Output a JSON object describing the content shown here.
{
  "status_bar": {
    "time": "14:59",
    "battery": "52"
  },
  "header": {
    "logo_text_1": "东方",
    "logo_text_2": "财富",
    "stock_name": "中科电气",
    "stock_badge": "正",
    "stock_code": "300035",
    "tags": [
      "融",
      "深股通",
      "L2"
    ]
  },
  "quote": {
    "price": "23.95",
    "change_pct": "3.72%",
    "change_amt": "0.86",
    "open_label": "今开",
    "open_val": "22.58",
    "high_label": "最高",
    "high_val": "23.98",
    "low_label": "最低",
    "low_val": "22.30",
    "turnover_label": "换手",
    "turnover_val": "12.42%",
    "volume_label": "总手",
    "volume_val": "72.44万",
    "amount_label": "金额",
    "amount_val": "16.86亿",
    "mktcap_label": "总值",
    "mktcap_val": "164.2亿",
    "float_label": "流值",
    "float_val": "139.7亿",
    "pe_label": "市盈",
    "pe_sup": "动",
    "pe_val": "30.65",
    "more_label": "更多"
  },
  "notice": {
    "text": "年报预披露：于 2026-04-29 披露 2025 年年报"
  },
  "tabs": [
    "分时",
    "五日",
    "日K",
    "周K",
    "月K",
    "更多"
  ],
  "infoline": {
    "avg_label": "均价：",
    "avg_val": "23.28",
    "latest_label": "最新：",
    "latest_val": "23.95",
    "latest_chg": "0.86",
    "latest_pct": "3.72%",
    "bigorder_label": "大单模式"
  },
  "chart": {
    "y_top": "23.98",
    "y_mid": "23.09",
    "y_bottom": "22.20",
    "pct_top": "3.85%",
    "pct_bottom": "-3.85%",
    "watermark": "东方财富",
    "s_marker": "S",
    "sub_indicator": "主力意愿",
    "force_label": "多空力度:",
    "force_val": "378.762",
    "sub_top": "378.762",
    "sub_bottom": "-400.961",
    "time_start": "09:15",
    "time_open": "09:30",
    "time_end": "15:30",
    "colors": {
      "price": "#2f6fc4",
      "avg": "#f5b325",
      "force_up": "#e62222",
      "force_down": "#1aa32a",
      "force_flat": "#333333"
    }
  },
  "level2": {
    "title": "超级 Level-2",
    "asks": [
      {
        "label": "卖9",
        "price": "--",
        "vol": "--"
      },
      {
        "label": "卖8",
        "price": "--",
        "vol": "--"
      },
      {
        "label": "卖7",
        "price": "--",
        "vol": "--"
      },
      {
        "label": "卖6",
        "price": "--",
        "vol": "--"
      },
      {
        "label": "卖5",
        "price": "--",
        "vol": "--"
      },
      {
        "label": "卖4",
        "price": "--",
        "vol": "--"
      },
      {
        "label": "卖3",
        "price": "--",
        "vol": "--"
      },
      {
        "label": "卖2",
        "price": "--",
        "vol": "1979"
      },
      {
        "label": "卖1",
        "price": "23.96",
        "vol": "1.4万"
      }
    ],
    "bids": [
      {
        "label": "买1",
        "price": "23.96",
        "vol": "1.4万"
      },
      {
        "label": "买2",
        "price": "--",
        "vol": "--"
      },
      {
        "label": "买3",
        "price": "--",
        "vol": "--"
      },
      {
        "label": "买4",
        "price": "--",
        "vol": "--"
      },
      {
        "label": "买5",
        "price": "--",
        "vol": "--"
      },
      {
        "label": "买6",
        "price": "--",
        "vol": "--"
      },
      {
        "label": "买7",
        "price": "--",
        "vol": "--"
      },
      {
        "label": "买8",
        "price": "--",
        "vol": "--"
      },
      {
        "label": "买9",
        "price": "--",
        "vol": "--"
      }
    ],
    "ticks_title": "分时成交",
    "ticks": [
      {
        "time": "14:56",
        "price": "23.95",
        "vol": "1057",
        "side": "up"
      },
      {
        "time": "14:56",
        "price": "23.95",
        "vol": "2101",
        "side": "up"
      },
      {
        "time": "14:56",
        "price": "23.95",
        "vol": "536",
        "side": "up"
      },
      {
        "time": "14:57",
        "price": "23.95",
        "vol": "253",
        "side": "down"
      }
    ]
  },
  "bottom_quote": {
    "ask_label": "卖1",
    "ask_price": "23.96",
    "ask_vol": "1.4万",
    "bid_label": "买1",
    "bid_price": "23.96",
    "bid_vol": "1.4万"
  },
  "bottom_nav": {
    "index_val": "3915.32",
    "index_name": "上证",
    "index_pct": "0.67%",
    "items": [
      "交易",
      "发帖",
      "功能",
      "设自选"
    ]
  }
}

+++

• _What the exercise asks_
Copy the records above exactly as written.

• _Worked solution_
Output a JSON object describing the content shown here.
{
  "status_bar": {
    "time": "14:59",
    "battery": "52"
  },
  "header": {
    "logo_text_1": "东方",
    "logo_text_2": "财富",
    "stock_name": "中科电气",
    "stock_badge": "正",
    "stock_code": "300035",
    "tags": [
      "融",
      "深股通",
      "L2"
    ]
  },
  "quote": {
    "price": "23.95",
    "change_pct": "3.72%",
    "change_amt": "0.86",
    "open_label": "今开",
    "open_val": "22.58",
    "high_label": "最高",
    "high_val": "23.98",
    "low_label": "最低",
    "low_val": "22.30",
    "turnover_label": "换手",
    "turnover_val": "12.42%",
    "volume_label": "总手",
    "volume_val": "72.44万",
    "amount_label": "金额",
    "amount_val": "16.86亿",
    "mktcap_label": "总值",
    "mktcap_val": "164.2亿",
    "float_label": "流值",
    "float_val": "139.7亿",
    "pe_label": "市盈",
    "pe_sup": "动",
    "pe_val": "30.65",
    "more_label": "更多"
  },
  "notice": {
    "text": "年报预披露：于 2026-04-29 披露 2025 年年报"
  },
  "tabs": [
    "分时",
    "五日",
    "日K",
    "周K",
    "月K",
    "更多"
  ],
  "infoline": {
    "avg_label": "均价：",
    "avg_val": "23.28",
    "latest_label": "最新：",
    "latest_val": "23.95",
    "latest_chg": "0.86",
    "latest_pct": "3.72%",
    "bigorder_label": "大单模式"
  },
  "chart": {
    "y_top": "23.98",
    "y_mid": "23.09",
    "y_bottom": "22.20",
    "pct_top": "3.85%",
    "pct_bottom": "-3.85%",
    "watermark": "东方财富",
    "s_marker": "S",
    "sub_indicator": "主力意愿",
    "force_label": "多空力度:",
    "force_val": "378.762",
    "sub_top": "378.762",
    "sub_bottom": "-400.961",
    "time_start": "09:15",
    "time_open": "09:30",
    "time_end": "15:30",
    "colors": {
      "price": "#2f6fc4",
      "avg": "#f5b325",
      "force_up": "#e62222",
      "force_down": "#1aa32a",
      "force_flat": "#333333"
    }
  },
  "level2": {
    "title": "超级 Level-2",
    "asks": [
      {
        "label": "卖9",
        "price": "--",
        "vol": "--"
      },
      {
        "label": "卖8",
        "price": "--",
        "vol": "--"
      },
      {
        "label": "卖7",
        "price": "--",
        "vol": "--"
      },
      {
        "label": "卖6",
        "price": "--",
        "vol": "--"
      },
      {
        "label": "卖5",
        "price": "--",
        "vol": "--"
      },
      {
        "label": "卖4",
        "price": "--",
        "vol": "--"
      },
      {
        "label": "卖3",
        "price": "--",
        "vol": "--"
      },
      {
        "label": "卖2",
        "price": "--",
        "vol": "1979"
      },
      {
        "label": "卖1",
        "price": "23.96",
        "vol": "1.4万"
      }
    ],
    "bids": [
      {
        "label": "买1",
        "price": "23.96",
        "vol": "1.4万"
      },
      {
        "label": "买2",
        "price": "--",
        "vol": "--"
      },
      {
        "label": "买3",
        "price": "--",
        "vol": "--"
      },
      {
        "label": "买4",
        "price": "--",
        "vol": "--"
      },
      {
        "label": "买5",
        "price": "--",
        "vol": "--"
      },
      {
        "label": "买6",
        "price": "--",
        "vol": "--"
      },
      {
        "label": "买7",
        "price": "--",
        "vol": "--"
      },
      {
        "label": "买8",
        "price": "--",
        "vol": "--"
      },
      {
        "label": "买9",
        "price": "--",
        "vol": "--"
      }
    ],
    "ticks_title": "分时成交",
    "ticks": [
      {
        "time": "14:56",
        "price": "23.95",
        "vol": "1057",
        "side": "up"
      },
      {
        "time": "14:56",
        "price": "23.95",
        "vol": "2101",
        "side": "up"
      },
      {
        "time": "14:56",
        "price": "23.95",
        "vol": "536",
        "side": "up"
      },
      {
        "time": "14:57",
        "price": "23.95",
        "vol": "253",
        "side": "down"
      }
    ]
  },
  "bottom_quote": {
    "ask_label": "卖1",
    "ask_price": "23.96",
    "ask_vol": "1.4万",
    "bid_label": "买1",
    "bid_price": "23.96",
    "bid_vol": "1.4万"
  },
  "bottom_nav": {
    "index_val": "3915.32",
    "index_name": "上证",
    "index_pct": "0.67%",
    "items": [
      "交易",
      "发帖",
      "功能",
      "设自选"
    ]
  }
}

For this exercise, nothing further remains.